What to do —
Calculate how many lines in the following records hold the word "iPhone", and report that number without comment.

Dataset entries —

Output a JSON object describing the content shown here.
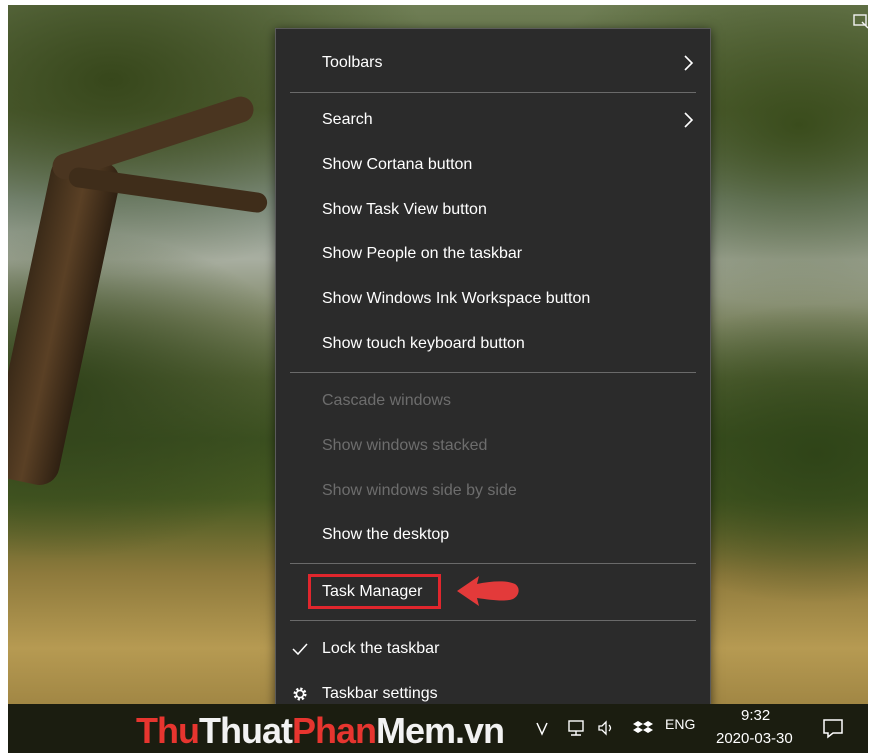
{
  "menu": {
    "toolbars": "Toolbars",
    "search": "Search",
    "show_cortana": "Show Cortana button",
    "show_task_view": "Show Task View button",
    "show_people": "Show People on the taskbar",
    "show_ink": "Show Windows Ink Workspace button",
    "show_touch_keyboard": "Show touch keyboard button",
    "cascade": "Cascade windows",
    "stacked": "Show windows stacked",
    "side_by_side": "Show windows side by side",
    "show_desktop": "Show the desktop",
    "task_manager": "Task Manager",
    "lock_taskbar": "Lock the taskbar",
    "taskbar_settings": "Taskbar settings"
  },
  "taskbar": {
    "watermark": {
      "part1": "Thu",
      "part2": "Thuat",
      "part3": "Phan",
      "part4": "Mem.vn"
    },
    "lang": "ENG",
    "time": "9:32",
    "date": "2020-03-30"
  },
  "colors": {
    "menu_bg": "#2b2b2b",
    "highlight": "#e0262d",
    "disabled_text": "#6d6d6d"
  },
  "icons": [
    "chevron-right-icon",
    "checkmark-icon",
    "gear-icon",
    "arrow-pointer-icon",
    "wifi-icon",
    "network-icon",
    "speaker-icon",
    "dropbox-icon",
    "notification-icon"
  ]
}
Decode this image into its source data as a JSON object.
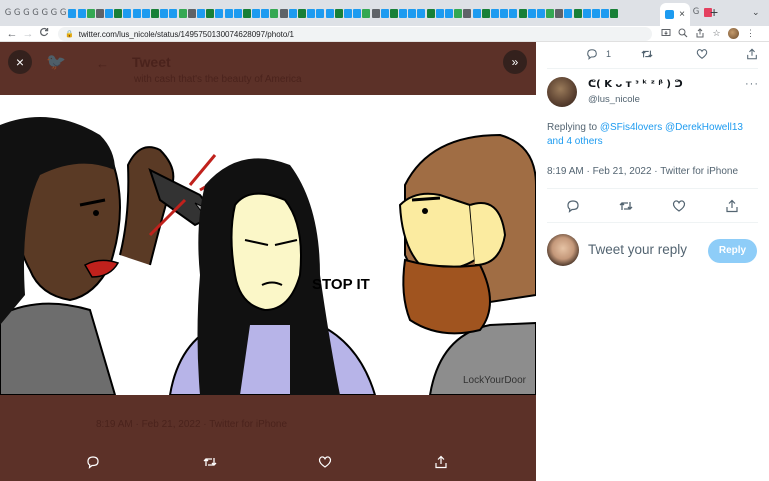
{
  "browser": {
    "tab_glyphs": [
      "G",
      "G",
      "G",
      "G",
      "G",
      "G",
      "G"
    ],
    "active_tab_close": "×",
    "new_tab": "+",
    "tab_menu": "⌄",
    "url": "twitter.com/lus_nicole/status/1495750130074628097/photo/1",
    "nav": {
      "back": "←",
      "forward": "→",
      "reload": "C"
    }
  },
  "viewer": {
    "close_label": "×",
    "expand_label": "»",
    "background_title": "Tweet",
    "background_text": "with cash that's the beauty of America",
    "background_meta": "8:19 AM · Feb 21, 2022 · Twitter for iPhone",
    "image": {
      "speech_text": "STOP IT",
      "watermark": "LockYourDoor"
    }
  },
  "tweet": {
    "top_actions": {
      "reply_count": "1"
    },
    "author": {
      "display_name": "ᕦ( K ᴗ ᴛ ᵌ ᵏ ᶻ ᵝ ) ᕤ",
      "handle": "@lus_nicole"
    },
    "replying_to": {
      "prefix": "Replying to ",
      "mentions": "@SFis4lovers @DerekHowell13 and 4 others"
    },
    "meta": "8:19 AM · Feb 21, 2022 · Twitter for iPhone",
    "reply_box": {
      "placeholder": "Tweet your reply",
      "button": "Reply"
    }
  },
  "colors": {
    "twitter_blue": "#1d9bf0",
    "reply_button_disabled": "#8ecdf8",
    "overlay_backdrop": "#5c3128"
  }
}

Exercise response —
2